Statement on the Situation in Poland
June 13, 1982 Six months ago today darkness descended on Poland as the Warsaw Government declared a ``state of war'' on its own people. Today the Polish people's spirit remains unbroken, and as the widespread popular demonstrations in early May indicate, the gap between the Polish people and their leaders has widened since December 13, 1981.
The broad range of economic sanctions which we introduced against the Warsaw Government last December has had a strong impact on the Polish economy, a fact which is acknowledged by Polish officials. With each passing day, the impact of these sanctions grows, particularly in light of the unwillingness of Warsaw's allies to provide substantial assistance. We made it clear when we introduced these sanctions that they were reversible if and when Polish authorities restored the internationally recognized human rights of the Polish people. In addition, we stated that the United States Government stands ready to provide assistance to such a Poland to help its economic recovery. But the United States cannot and will not take these steps until the Polish Government has ended martial law, released all political prisoners, and reopened a genuine dialog with the church and Solidarity.

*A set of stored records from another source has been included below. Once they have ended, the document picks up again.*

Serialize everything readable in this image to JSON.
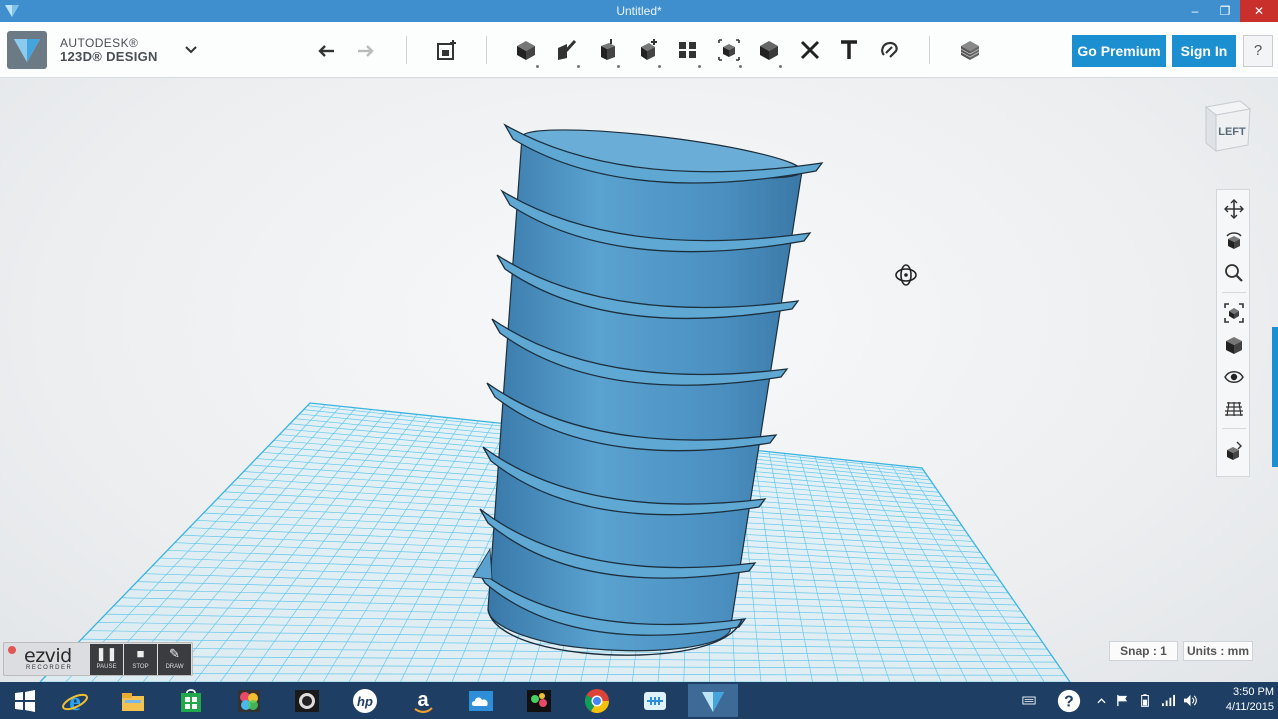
{
  "window": {
    "title": "Untitled*",
    "minimize": "–",
    "maximize": "❐",
    "close": "✕"
  },
  "brand": {
    "line1": "AUTODESK®",
    "line2": "123D® DESIGN",
    "dropdown": "⌄"
  },
  "toolbar": {
    "tools": [
      "undo-icon",
      "redo-icon",
      "primitives-icon",
      "sketch-icon",
      "construct-icon",
      "modify-icon",
      "pattern-icon",
      "group-icon",
      "combine-icon",
      "measure-icon",
      "text-icon",
      "snap-icon",
      "material-icon"
    ],
    "go_premium": "Go Premium",
    "sign_in": "Sign In",
    "help": "?"
  },
  "colors": {
    "titlebar": "#3f8fcf",
    "accent": "#1b8fd0",
    "model": "#4a8fc0",
    "grid": "#58c3e8",
    "taskbar": "#1e3f63"
  },
  "viewcube": {
    "face_label": "LEFT"
  },
  "nav_panel": {
    "items": [
      "pan-icon",
      "orbit-icon",
      "zoom-icon",
      "fit-icon",
      "view-cube-icon",
      "visibility-icon",
      "grid-icon",
      "material-view-icon"
    ]
  },
  "status": {
    "snap": "Snap : 1",
    "units": "Units : mm"
  },
  "ezvid": {
    "logo": "ezvid",
    "subtitle": "RECORDER",
    "pause": "PAUSE",
    "stop": "STOP",
    "draw": "DRAW"
  },
  "taskbar": {
    "apps": [
      "windows-start-icon",
      "internet-explorer-icon",
      "file-explorer-icon",
      "store-icon",
      "photos-icon",
      "camera-icon",
      "hp-icon",
      "amazon-icon",
      "cloud-icon",
      "media-icon",
      "chrome-icon",
      "network-app-icon",
      "123d-design-icon"
    ],
    "clock_time": "3:50 PM",
    "clock_date": "4/11/2015",
    "help": "?"
  }
}
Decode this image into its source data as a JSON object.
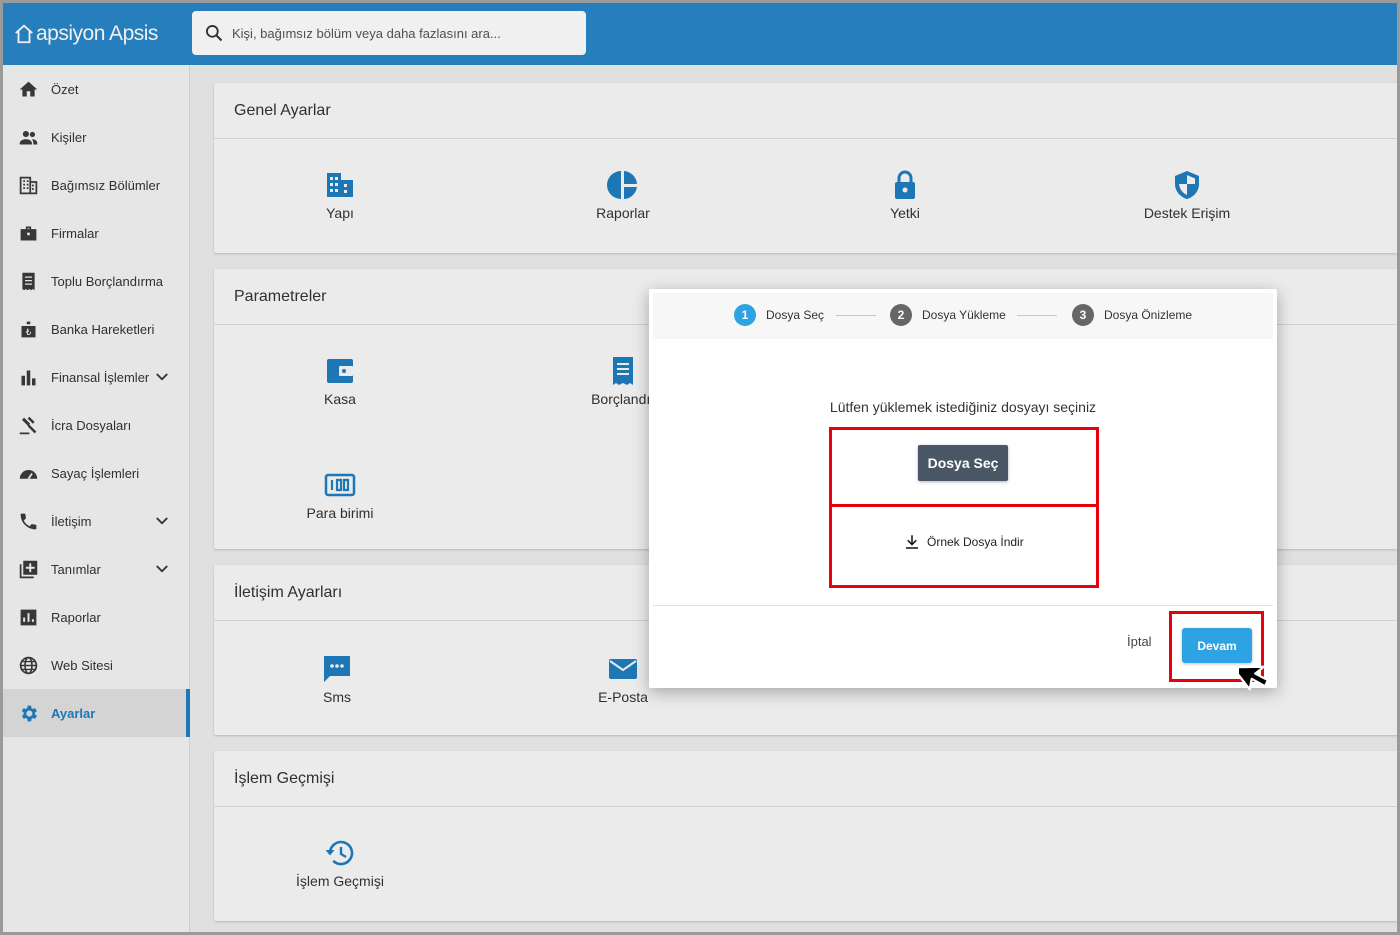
{
  "app": {
    "brand": "apsiyon Apsis"
  },
  "search": {
    "placeholder": "Kişi, bağımsız bölüm veya daha fazlasını ara..."
  },
  "sidebar": {
    "items": [
      {
        "label": "Özet",
        "icon": "home-icon"
      },
      {
        "label": "Kişiler",
        "icon": "people-icon"
      },
      {
        "label": "Bağımsız Bölümler",
        "icon": "building-icon"
      },
      {
        "label": "Firmalar",
        "icon": "briefcase-icon"
      },
      {
        "label": "Toplu Borçlandırma",
        "icon": "receipt-icon"
      },
      {
        "label": "Banka Hareketleri",
        "icon": "bank-icon"
      },
      {
        "label": "Finansal İşlemler",
        "icon": "bar-chart-icon",
        "expandable": true
      },
      {
        "label": "İcra Dosyaları",
        "icon": "gavel-icon"
      },
      {
        "label": "Sayaç İşlemleri",
        "icon": "meter-icon"
      },
      {
        "label": "İletişim",
        "icon": "phone-icon",
        "expandable": true
      },
      {
        "label": "Tanımlar",
        "icon": "library-add-icon",
        "expandable": true
      },
      {
        "label": "Raporlar",
        "icon": "report-icon"
      },
      {
        "label": "Web Sitesi",
        "icon": "globe-icon"
      },
      {
        "label": "Ayarlar",
        "icon": "gear-icon",
        "active": true
      }
    ]
  },
  "sections": {
    "genel": {
      "title": "Genel Ayarlar",
      "tiles": [
        "Yapı",
        "Raporlar",
        "Yetki",
        "Destek Erişim"
      ]
    },
    "parametreler": {
      "title": "Parametreler",
      "tiles": [
        "Kasa",
        "Borçlandır",
        "Para birimi"
      ]
    },
    "iletisim": {
      "title": "İletişim Ayarları",
      "tiles": [
        "Sms",
        "E-Posta"
      ]
    },
    "islem": {
      "title": "İşlem Geçmişi",
      "tiles": [
        "İşlem Geçmişi"
      ]
    }
  },
  "modal": {
    "steps": [
      {
        "num": "1",
        "label": "Dosya Seç",
        "active": true
      },
      {
        "num": "2",
        "label": "Dosya Yükleme"
      },
      {
        "num": "3",
        "label": "Dosya Önizleme"
      }
    ],
    "message": "Lütfen yüklemek istediğiniz dosyayı seçiniz",
    "select_button": "Dosya Seç",
    "download_label": "Örnek Dosya İndir",
    "cancel_label": "İptal",
    "continue_label": "Devam"
  },
  "colors": {
    "header": "#2a86c8",
    "accent": "#2ea3e3",
    "highlight": "#e8000b",
    "select_button": "#4a5666"
  }
}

Our hearts go out to the brave Polish people, who have suffered so much through the years. The United States will continue to help provide humanitarian assistance to the Polish people through such organizations as Catholic Relief Services, CARE, and Project HOPE. Let us hope that the authorities in Warsaw will move to bring about a genuine process of reconciliation in Poland before the gap between the authorities and the people becomes even more threatening.